SOURCE: "Leigh Hunt in Literary History: A Response," in The Life & Times of Leigh Hunt, edited by Robert A. McCown, Friends of the University of Iowa Libraries, 1985, pp. 73-100.
[In the following essay, Reiman evaluates Hunt as one of the most influential Romantic writers—one who should be judged not just for his literary merits but also for his wide-ranging contributions to English culture.]
(The entire section is 14807 words.)
SOURCE: "Correcting the Irritability of His Temper: The Evolution of Leigh Hunt's Autobiography," in Romantic Revisions, edited by Robert Brinkley and Keith Hanley, Cambridge University Press, 1992, pp. 268-90.
[In the following essay, Webb contends that Hunt used his Autobiography as an opportunity to revise earlier, more openly critical writings in order to express a generous, accepting philosophy.]
Leigh Hunt was in the first place a circuitous autobiographer. This may have been a result, in part at least, of the rather unfortunate and compromised circumstances in which he was propelled towards his first extended contribution to the emerging genre. After the deaths of Shelley and of Byron, Hunt found himself trapped in Italy, a country which he found essentially uncongenial and harshly out of keeping with the pleasant images conjured up by Italian prints and the Parnaso Italiano. The publisher Henry Colburn rescued Hunt from impecunious and irritable exile; Colburn agreed to look after Hunt's financial needs on the understanding that Hunt would produce a 'selection' from his own writings, preceded by a biographical sketch.1 Not untypically, perhaps, Hunt returned to England but did not honour his side of the bargain. When Colburn eventually pressed him, the original plan was altered in the interests of expediency. Hunt's account of the book's evolution is somewhat...
(The entire section is 11170 words.)
SOURCE: "Leigh Hunt's 'Cockney' Aesthetics," in The Keats-Shelley Review, No. 10, Spring, 1996, pp. 77-96.
[In the following essay, Wu examines Hunt's poetical aesthetics, his relations with Wordsworth as a critic, and his influence on Keats's poetry.]
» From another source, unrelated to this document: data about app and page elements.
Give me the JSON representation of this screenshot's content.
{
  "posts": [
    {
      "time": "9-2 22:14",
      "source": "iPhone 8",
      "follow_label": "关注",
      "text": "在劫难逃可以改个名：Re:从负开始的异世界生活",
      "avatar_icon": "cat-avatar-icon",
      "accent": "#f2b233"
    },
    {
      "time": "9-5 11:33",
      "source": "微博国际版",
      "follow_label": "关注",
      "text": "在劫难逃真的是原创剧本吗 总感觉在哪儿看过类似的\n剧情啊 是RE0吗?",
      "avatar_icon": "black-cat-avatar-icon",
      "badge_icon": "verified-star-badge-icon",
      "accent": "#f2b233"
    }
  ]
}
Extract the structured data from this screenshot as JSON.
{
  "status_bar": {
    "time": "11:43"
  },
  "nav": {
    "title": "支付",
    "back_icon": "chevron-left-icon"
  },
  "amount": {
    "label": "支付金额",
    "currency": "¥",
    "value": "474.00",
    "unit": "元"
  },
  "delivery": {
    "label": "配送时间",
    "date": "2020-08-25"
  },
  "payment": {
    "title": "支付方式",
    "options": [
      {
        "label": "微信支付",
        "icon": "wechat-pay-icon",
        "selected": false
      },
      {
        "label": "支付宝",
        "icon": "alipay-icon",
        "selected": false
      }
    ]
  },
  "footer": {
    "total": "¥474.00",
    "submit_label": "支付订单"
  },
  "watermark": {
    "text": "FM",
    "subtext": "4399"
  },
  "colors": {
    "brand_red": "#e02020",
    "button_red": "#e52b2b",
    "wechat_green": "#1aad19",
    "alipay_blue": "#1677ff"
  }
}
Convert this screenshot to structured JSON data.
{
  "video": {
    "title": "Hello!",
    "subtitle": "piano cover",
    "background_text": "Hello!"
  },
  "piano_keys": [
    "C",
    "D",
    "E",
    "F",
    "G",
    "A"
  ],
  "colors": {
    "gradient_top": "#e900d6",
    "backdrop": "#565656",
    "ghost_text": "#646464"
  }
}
In October 1817 J. G. Lockhart launched his notorious attack in Blackwood's Edinburgh Magazine on what he christened the 'Cockney' school. 'Its chief Doctor and Professor', he wrote, 'is Mr Leigh Hunt, a man certainly of some talents, of extravagant pretensions both in wit, poetry, and politics, and withal of exquisitely bad taste, and extremely vulgar modes of thinking and manners in all respects.'1 Most critical accounts of Hunt's influence on Keats approach the subject from the point of view of such detractors as the ideologically-motivated Tories who regarded it as their duty to attack such radicals as Hunt. In this paper I want to examine Hunt's 'Cockney' aesthetics through his eyes, using his own words. And I want to answer the questions: what were his guiding principles as a poet? And how influential were those principles on Keats?
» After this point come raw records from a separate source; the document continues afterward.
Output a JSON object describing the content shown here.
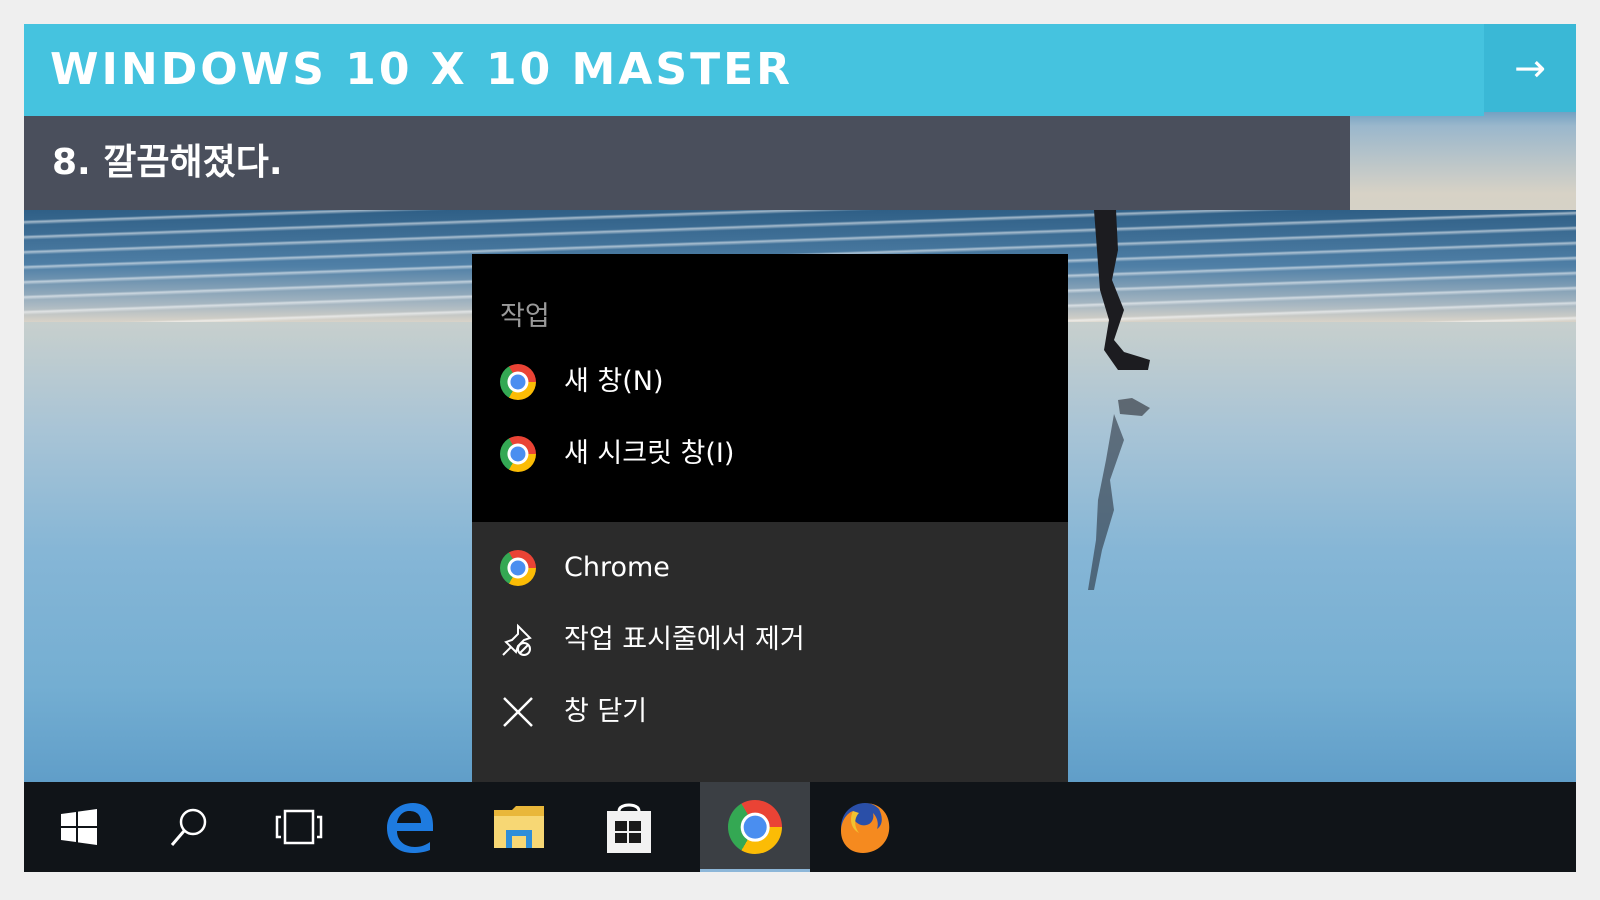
{
  "header": {
    "title": "WINDOWS 10 X 10 MASTER",
    "next_arrow": "→"
  },
  "subtitle": "8. 깔끔해졌다.",
  "jump_list": {
    "tasks_title": "작업",
    "tasks": [
      {
        "label": "새 창(N)",
        "icon": "chrome-icon"
      },
      {
        "label": "새 시크릿 창(I)",
        "icon": "chrome-icon"
      }
    ],
    "app_items": [
      {
        "label": "Chrome",
        "icon": "chrome-icon"
      },
      {
        "label": "작업 표시줄에서 제거",
        "icon": "unpin-icon"
      },
      {
        "label": "창 닫기",
        "icon": "close-icon"
      }
    ]
  },
  "taskbar": {
    "items": [
      {
        "name": "start-icon"
      },
      {
        "name": "search-icon"
      },
      {
        "name": "task-view-icon"
      },
      {
        "name": "edge-icon"
      },
      {
        "name": "file-explorer-icon"
      },
      {
        "name": "store-icon"
      },
      {
        "name": "chrome-icon",
        "active": true
      },
      {
        "name": "firefox-icon"
      }
    ]
  },
  "colors": {
    "header": "#45c3df",
    "subtitle_bar": "#4a4f5c",
    "menu_tasks_bg": "#000000",
    "menu_app_bg": "#2b2b2b",
    "taskbar_bg": "#101418"
  }
}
Some of Hunt's most accomplished sonnets may be found in the series "To Hampstead."
As one who after long and far-spent years
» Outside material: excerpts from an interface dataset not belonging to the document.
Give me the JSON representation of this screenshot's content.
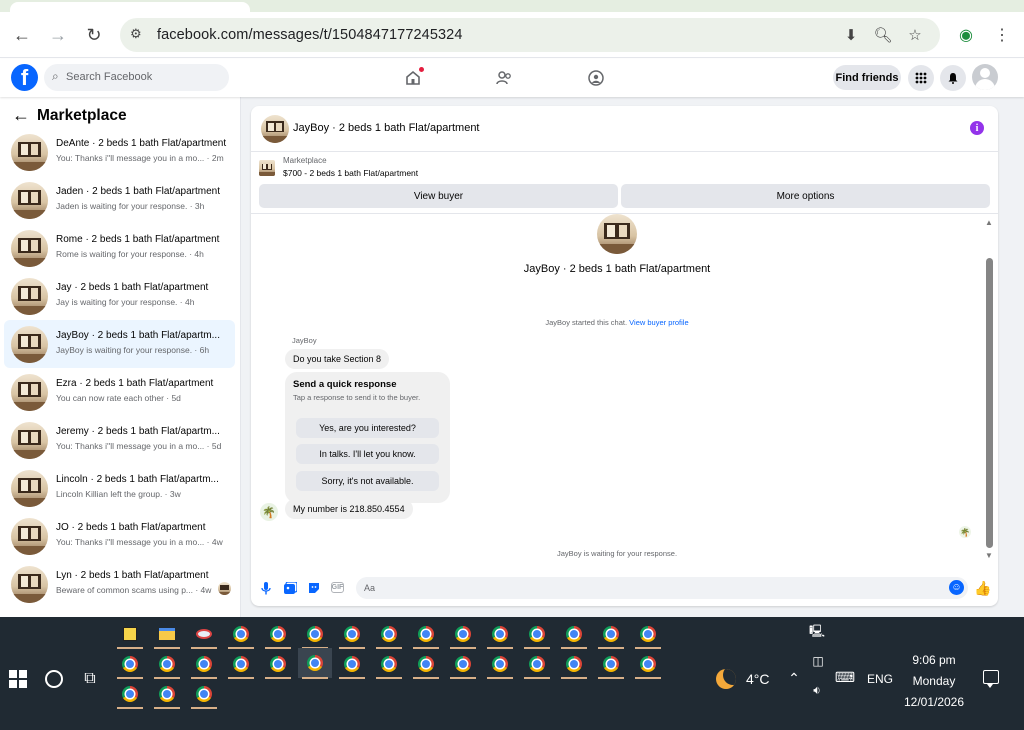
{
  "browser": {
    "url": "facebook.com/messages/t/1504847177245324"
  },
  "fb": {
    "search_placeholder": "Search Facebook",
    "find_friends": "Find friends"
  },
  "sidebar": {
    "title": "Marketplace",
    "conversations": [
      {
        "title": "DeAnte · 2 beds 1 bath Flat/apartment",
        "subtitle": "You: Thanks i''ll message you in a mo... · 2m",
        "active": false
      },
      {
        "title": "Jaden · 2 beds 1 bath Flat/apartment",
        "subtitle": "Jaden is waiting for your response. · 3h",
        "active": false
      },
      {
        "title": "Rome · 2 beds 1 bath Flat/apartment",
        "subtitle": "Rome is waiting for your response. · 4h",
        "active": false
      },
      {
        "title": "Jay · 2 beds 1 bath Flat/apartment",
        "subtitle": "Jay is waiting for your response. · 4h",
        "active": false
      },
      {
        "title": "JayBoy · 2 beds 1 bath Flat/apartm...",
        "subtitle": "JayBoy is waiting for your response. · 6h",
        "active": true
      },
      {
        "title": "Ezra · 2 beds 1 bath Flat/apartment",
        "subtitle": "You can now rate each other · 5d",
        "active": false
      },
      {
        "title": "Jeremy · 2 beds 1 bath Flat/apartm...",
        "subtitle": "You: Thanks i''ll message you in a mo... · 5d",
        "active": false
      },
      {
        "title": "Lincoln · 2 beds 1 bath Flat/apartm...",
        "subtitle": "Lincoln Killian left the group. · 3w",
        "active": false
      },
      {
        "title": "JO · 2 beds 1 bath Flat/apartment",
        "subtitle": "You: Thanks i''ll message you in a mo... · 4w",
        "active": false
      },
      {
        "title": "Lyn · 2 beds 1 bath Flat/apartment",
        "subtitle": "Beware of common scams using p... · 4w",
        "active": false
      }
    ]
  },
  "chat": {
    "header_title": "JayBoy · 2 beds 1 bath Flat/apartment",
    "listing_category": "Marketplace",
    "listing_price": "$700 - 2 beds 1 bath Flat/apartment",
    "view_buyer": "View buyer",
    "more_options": "More options",
    "convo_title": "JayBoy · 2 beds 1 bath Flat/apartment",
    "started_text": "JayBoy started this chat.",
    "view_buyer_profile": "View buyer profile",
    "sender_name": "JayBoy",
    "msg_1": "Do you take Section 8",
    "quick_title": "Send a quick response",
    "quick_sub": "Tap a response to send it to the buyer.",
    "quick_options": [
      "Yes, are you interested?",
      "In talks. I'll let you know.",
      "Sorry, it's not available."
    ],
    "msg_2": "My number is 218.850.4554",
    "waiting": "JayBoy is waiting for your response.",
    "input_placeholder": "Aa"
  },
  "taskbar": {
    "temperature": "4°C",
    "language": "ENG",
    "time": "9:06 pm",
    "day": "Monday",
    "date": "12/01/2026"
  },
  "colors": {
    "fb_blue": "#0866ff",
    "active_row": "#ebf5ff",
    "taskbar": "#202a33",
    "info_purple": "#9333ea"
  }
}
Comes on his mistress in an hour of sleep,
And half-surprised that he can silence keep
(The entire section is 7167 words.)
Waltman, John L., and Gerald G. McDaniel. Leigh Hunt: A Comprehensive Bibliography. New York: Garland Publishing, Inc., 1985, 273 p.
Provides a complete bibliography of secondary materials about Hunt chronologically arranged by decade. Works cited include literary histories, newspaper and journal articles, biographies, and memorabilia.
Blainey, Ann. Immortal Boy: A Portrait of Leigh Hunt. London: Croom Helm, 1985, 210 p.
Offers a portrait of the human side of Hunt. Relies on extensive collections of Hunt's personal letters.
Blunden, Edmund. Leigh Hunt: A Biography. London: Cobden-Sanderson, 1930, 402 p.
Stands as a classic work that presents a consistently favorable portrait of Hunt. Includes a comprehensive bibliography of Hunt's primary works.
Shaddy, Robert A. "Around the Library Table With Luther A. Brewer: Annual Reflections on Collecting Leigh Hunt." Books at Iowa, No. 57 (November 1992): 17-34.
Describes the philosophy and work of avid book-collector Luther Brewer, who assembled one of the world's finest collections of Hunt's writings.
(The entire section is 625 words.)